The snow took four days to go away. We expected it to disappear by the next day. Our neighbor who has lived here his entire life said that he's never seen anything like it - a full foot of snow in twenty-four hours in early October. He asked real old-timers who were the age he is now when he was born and they echoed that. This snowfall was a real anomaly. Our farmer neighbor with acres of beans drying on the ground didn't appreciate it - set him back quite a bit. Now he's trying to squeeze in bean harvesting and sugar beet harvesting at the same time. He's not happy.
But the snow *is* gone for now. It will be back soon - likely on Halloween night while we're trick-or-treating - but we're enjoying the beautiful fall weather while we can.
Want to see some cute kitten pictures? I've got some cute kitten pictures.
How about this one?
I put the kittens outside at night as soon as they could take it. I put them in a rabbit pen we have that I nestled in the bush that they'd been born in. During the day we came out to feed them. I wanted them to start to associate with the other cats and have a better chance of becoming barn cats.
I called the other cats (Ghandi and Aradia) over when I put out a bowl of goat milk for them. I expected Ghandi and Aradia to hog the milk, but I wanted them to associate with the kittens and maybe, just maybe, the kittens would learn a thing or two from these great mousers.

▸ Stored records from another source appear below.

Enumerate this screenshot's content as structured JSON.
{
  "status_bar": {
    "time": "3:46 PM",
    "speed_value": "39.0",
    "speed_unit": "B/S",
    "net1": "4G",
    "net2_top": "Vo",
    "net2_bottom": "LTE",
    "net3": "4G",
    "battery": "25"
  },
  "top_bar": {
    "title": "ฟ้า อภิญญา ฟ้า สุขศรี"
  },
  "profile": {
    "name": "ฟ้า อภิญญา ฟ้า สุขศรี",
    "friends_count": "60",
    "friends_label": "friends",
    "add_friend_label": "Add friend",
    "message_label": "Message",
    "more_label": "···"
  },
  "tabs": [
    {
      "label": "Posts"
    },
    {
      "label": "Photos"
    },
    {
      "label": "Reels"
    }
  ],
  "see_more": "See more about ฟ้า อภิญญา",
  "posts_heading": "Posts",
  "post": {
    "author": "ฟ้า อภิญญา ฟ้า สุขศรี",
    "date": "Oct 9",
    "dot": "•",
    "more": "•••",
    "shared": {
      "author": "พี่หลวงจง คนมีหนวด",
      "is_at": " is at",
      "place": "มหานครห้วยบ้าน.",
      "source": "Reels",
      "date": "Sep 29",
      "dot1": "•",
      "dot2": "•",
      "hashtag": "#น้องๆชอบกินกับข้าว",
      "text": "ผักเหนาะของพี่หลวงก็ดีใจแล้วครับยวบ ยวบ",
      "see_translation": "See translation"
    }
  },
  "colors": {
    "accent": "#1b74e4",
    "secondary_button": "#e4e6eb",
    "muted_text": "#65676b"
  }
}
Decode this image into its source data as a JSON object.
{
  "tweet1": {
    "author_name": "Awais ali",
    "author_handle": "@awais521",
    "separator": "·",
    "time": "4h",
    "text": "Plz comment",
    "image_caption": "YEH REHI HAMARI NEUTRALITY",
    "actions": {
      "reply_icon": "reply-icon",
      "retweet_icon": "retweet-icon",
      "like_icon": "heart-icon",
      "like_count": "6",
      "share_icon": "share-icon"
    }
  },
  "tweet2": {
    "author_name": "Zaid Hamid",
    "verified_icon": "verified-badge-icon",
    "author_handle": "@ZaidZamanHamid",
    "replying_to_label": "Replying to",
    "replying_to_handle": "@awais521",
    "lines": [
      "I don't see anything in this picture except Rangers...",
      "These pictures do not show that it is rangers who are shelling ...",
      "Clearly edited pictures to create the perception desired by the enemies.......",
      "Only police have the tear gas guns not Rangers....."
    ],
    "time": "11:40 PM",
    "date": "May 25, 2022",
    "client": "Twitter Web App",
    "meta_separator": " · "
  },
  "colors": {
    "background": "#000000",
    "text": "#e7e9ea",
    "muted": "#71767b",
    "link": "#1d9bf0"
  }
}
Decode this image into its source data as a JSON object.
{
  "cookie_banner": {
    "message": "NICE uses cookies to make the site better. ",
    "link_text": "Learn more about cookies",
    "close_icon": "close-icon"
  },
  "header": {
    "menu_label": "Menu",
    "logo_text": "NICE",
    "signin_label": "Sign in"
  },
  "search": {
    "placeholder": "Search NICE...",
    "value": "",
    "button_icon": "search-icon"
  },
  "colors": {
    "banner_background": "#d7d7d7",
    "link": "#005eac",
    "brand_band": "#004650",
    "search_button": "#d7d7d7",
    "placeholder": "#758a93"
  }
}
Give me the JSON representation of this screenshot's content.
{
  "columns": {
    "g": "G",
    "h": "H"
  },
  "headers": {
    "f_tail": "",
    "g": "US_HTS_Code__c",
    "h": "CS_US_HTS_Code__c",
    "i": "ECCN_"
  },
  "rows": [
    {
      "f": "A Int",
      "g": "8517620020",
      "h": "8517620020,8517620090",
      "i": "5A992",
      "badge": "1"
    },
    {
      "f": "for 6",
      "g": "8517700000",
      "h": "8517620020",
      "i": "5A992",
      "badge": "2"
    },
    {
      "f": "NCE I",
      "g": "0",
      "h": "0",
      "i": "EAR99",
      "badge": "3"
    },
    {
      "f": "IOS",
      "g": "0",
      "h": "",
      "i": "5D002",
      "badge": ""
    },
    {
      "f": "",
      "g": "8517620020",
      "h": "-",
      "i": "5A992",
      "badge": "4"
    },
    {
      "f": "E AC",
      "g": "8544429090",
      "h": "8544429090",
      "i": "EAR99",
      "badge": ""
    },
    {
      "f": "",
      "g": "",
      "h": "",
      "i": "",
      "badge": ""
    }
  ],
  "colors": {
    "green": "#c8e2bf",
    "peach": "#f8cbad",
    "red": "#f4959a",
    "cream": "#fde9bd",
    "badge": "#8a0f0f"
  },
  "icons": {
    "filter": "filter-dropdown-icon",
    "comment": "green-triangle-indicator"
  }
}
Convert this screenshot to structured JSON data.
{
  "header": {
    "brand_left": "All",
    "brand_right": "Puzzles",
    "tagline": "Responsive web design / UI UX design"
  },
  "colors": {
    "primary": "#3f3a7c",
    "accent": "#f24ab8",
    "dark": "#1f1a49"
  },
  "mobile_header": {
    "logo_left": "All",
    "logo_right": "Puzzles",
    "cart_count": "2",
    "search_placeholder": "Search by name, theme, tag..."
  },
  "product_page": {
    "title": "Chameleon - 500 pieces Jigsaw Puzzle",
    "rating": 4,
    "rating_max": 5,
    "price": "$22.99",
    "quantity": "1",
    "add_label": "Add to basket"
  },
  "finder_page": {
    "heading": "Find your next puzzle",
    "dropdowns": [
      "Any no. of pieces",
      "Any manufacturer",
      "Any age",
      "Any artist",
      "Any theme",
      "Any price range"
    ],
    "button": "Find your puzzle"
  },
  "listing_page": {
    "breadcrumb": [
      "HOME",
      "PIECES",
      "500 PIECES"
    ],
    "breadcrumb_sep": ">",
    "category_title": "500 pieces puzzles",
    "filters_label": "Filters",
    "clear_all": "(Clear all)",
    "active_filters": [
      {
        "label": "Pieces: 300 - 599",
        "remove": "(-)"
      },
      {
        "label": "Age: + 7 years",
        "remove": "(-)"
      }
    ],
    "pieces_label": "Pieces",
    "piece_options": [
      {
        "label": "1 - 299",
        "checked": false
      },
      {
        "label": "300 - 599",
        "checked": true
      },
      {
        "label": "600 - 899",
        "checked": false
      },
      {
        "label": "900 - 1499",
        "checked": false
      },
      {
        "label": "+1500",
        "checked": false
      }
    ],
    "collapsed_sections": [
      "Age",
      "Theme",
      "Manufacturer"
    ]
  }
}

The adult cats exceeded my expectations. Look at Ghandi, sitting there, so mellow. 'Course he had a reason to be mellow - he'd just come out of my catnip bush. He probably just hadn't hit the hungry phase yet.
He's been great with them. He lets them play with his tail but knocks them down when they cross the line. He's been wonderful for teaching them cat manners.
He finally took his turn when they were done.
Aradia - their grandmother - is the best mouser on our place. Hannah and I once saw her go after two teenaged mice in the grain bin. She caught one in her mouth, ran to the other one, threw the first one in the air, grabbed the second one, caught the first one as it came down, shoved it in her mouth also and walked out of the bin with two heads on one side of her mouth and two tails hanging out the other end. I've never seen anything like it. Desiree, who had just had these kittens, met her mother about twenty feet outside of the grain bin. Aradia dropped one of the mice for her and walked off with the other one.
Aradia's generous that way. I never knew just how *mothering* she was, though. She's taken on these kittens.
Not that they always appreciate it.
But she insists on cleanliness if they're to have the perks.
And the perks from her are worth having. Once, while my camera was misplaced, I walked out to hang laundry and found Aradia standing guard over a mouse that wanted very badly to get away from three curious kittens. She'd brought it to them and was letting them play with it and then eat it. How did I get so lucky? Fantastic cat. They will undoubtedly learn skills from her if they pay attention.
Then there's her mother love. I've snuck around from the garage one day just to get this picture:
A few days later, I heard a funny mewling noise while hanging laundry and looked over to see Toulouse nursing on Aradia.
Why would he be nursing on his grandmother? Because she's in milk because she has these five babies in the shed and, amazingly, she was amenable to letting the orphaned kittens nurse.
When she saw me go in to see her new babies, she ran after me and ordered me out. That's her "you're in my space" look. I left.
Those kittens are much bigger now. I should get new pictures. They're running around - or trying to. They're the equivalent of toddlers just learning to run. My orphan kittens are like annoyed older siblings. I've seen Marie turn around and say "Go away" (accompanied by a stern paw slap) and then look at me as if to say "MooooOOOM, he won't leave me alone!"
I really enjoy having the babies around, but I don't think I enjoy it as much as Ainsley.
Nobody enjoys them quite as much as Ainsley.